» Problem description
A word-for-word copy of the records is needed, with every picture left out.

» Data provided
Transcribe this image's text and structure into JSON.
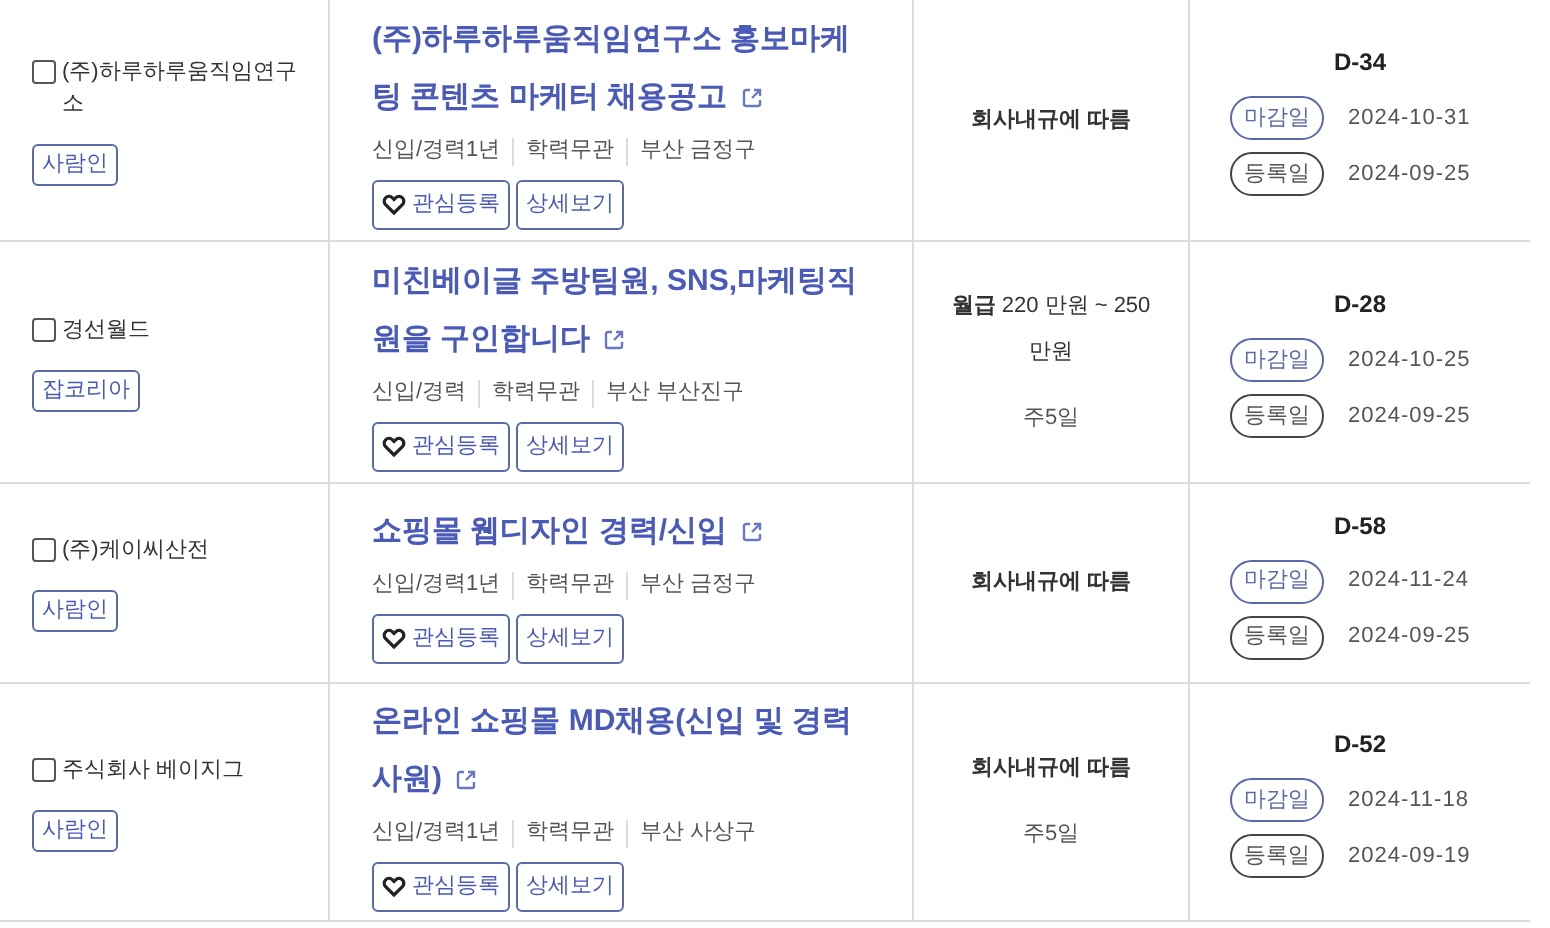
{
  "rows": [
    {
      "company": "(주)하루하루움직임연구소",
      "checked": false,
      "source": "사람인",
      "title": "(주)하루하루움직임연구소 홍보마케팅 콘텐츠 마케터 채용공고",
      "meta": [
        "신입/경력1년",
        "학력무관",
        "부산 금정구"
      ],
      "interest": "관심등록",
      "detail": "상세보기",
      "salary": [
        "회사내규에 따름"
      ],
      "dday": "D-34",
      "deadline_label": "마감일",
      "deadline": "2024-10-31",
      "posted_label": "등록일",
      "posted": "2024-09-25"
    },
    {
      "company": "경선월드",
      "checked": false,
      "source": "잡코리아",
      "title": "미친베이글 주방팀원, SNS,마케팅직원을 구인합니다",
      "meta": [
        "신입/경력",
        "학력무관",
        "부산 부산진구"
      ],
      "interest": "관심등록",
      "detail": "상세보기",
      "salary": [
        "**월급** 220 만원 ~ 250 만원",
        "주5일"
      ],
      "dday": "D-28",
      "deadline_label": "마감일",
      "deadline": "2024-10-25",
      "posted_label": "등록일",
      "posted": "2024-09-25"
    },
    {
      "company": "(주)케이씨산전",
      "checked": false,
      "source": "사람인",
      "title": "쇼핑몰 웹디자인 경력/신입",
      "meta": [
        "신입/경력1년",
        "학력무관",
        "부산 금정구"
      ],
      "interest": "관심등록",
      "detail": "상세보기",
      "salary": [
        "회사내규에 따름"
      ],
      "dday": "D-58",
      "deadline_label": "마감일",
      "deadline": "2024-11-24",
      "posted_label": "등록일",
      "posted": "2024-09-25"
    },
    {
      "company": "주식회사 베이지그",
      "checked": false,
      "source": "사람인",
      "title": "온라인 쇼핑몰 MD채용(신입 및 경력 사원)",
      "meta": [
        "신입/경력1년",
        "학력무관",
        "부산 사상구"
      ],
      "interest": "관심등록",
      "detail": "상세보기",
      "salary": [
        "회사내규에 따름",
        "주5일"
      ],
      "dday": "D-52",
      "deadline_label": "마감일",
      "deadline": "2024-11-18",
      "posted_label": "등록일",
      "posted": "2024-09-19"
    }
  ]
}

» Response area
Transcribe this image's text and structure into JSON.
{
  "rows": [
    {
      "company": "(주)하루하루움직임연구소",
      "checked": false,
      "source": "사람인",
      "title": "(주)하루하루움직임연구소 홍보마케팅 콘텐츠 마케터 채용공고",
      "meta": [
        "신입/경력1년",
        "학력무관",
        "부산 금정구"
      ],
      "interest": "관심등록",
      "detail": "상세보기",
      "salary": [
        "회사내규에 따름"
      ],
      "dday": "D-34",
      "deadline_label": "마감일",
      "deadline": "2024-10-31",
      "posted_label": "등록일",
      "posted": "2024-09-25"
    },
    {
      "company": "경선월드",
      "checked": false,
      "source": "잡코리아",
      "title": "미친베이글 주방팀원, SNS,마케팅직원을 구인합니다",
      "meta": [
        "신입/경력",
        "학력무관",
        "부산 부산진구"
      ],
      "interest": "관심등록",
      "detail": "상세보기",
      "salary": [
        "**월급** 220 만원 ~ 250 만원",
        "주5일"
      ],
      "dday": "D-28",
      "deadline_label": "마감일",
      "deadline": "2024-10-25",
      "posted_label": "등록일",
      "posted": "2024-09-25"
    },
    {
      "company": "(주)케이씨산전",
      "checked": false,
      "source": "사람인",
      "title": "쇼핑몰 웹디자인 경력/신입",
      "meta": [
        "신입/경력1년",
        "학력무관",
        "부산 금정구"
      ],
      "interest": "관심등록",
      "detail": "상세보기",
      "salary": [
        "회사내규에 따름"
      ],
      "dday": "D-58",
      "deadline_label": "마감일",
      "deadline": "2024-11-24",
      "posted_label": "등록일",
      "posted": "2024-09-25"
    },
    {
      "company": "주식회사 베이지그",
      "checked": false,
      "source": "사람인",
      "title": "온라인 쇼핑몰 MD채용(신입 및 경력 사원)",
      "meta": [
        "신입/경력1년",
        "학력무관",
        "부산 사상구"
      ],
      "interest": "관심등록",
      "detail": "상세보기",
      "salary": [
        "회사내규에 따름",
        "주5일"
      ],
      "dday": "D-52",
      "deadline_label": "마감일",
      "deadline": "2024-11-18",
      "posted_label": "등록일",
      "posted": "2024-09-19"
    }
  ]
}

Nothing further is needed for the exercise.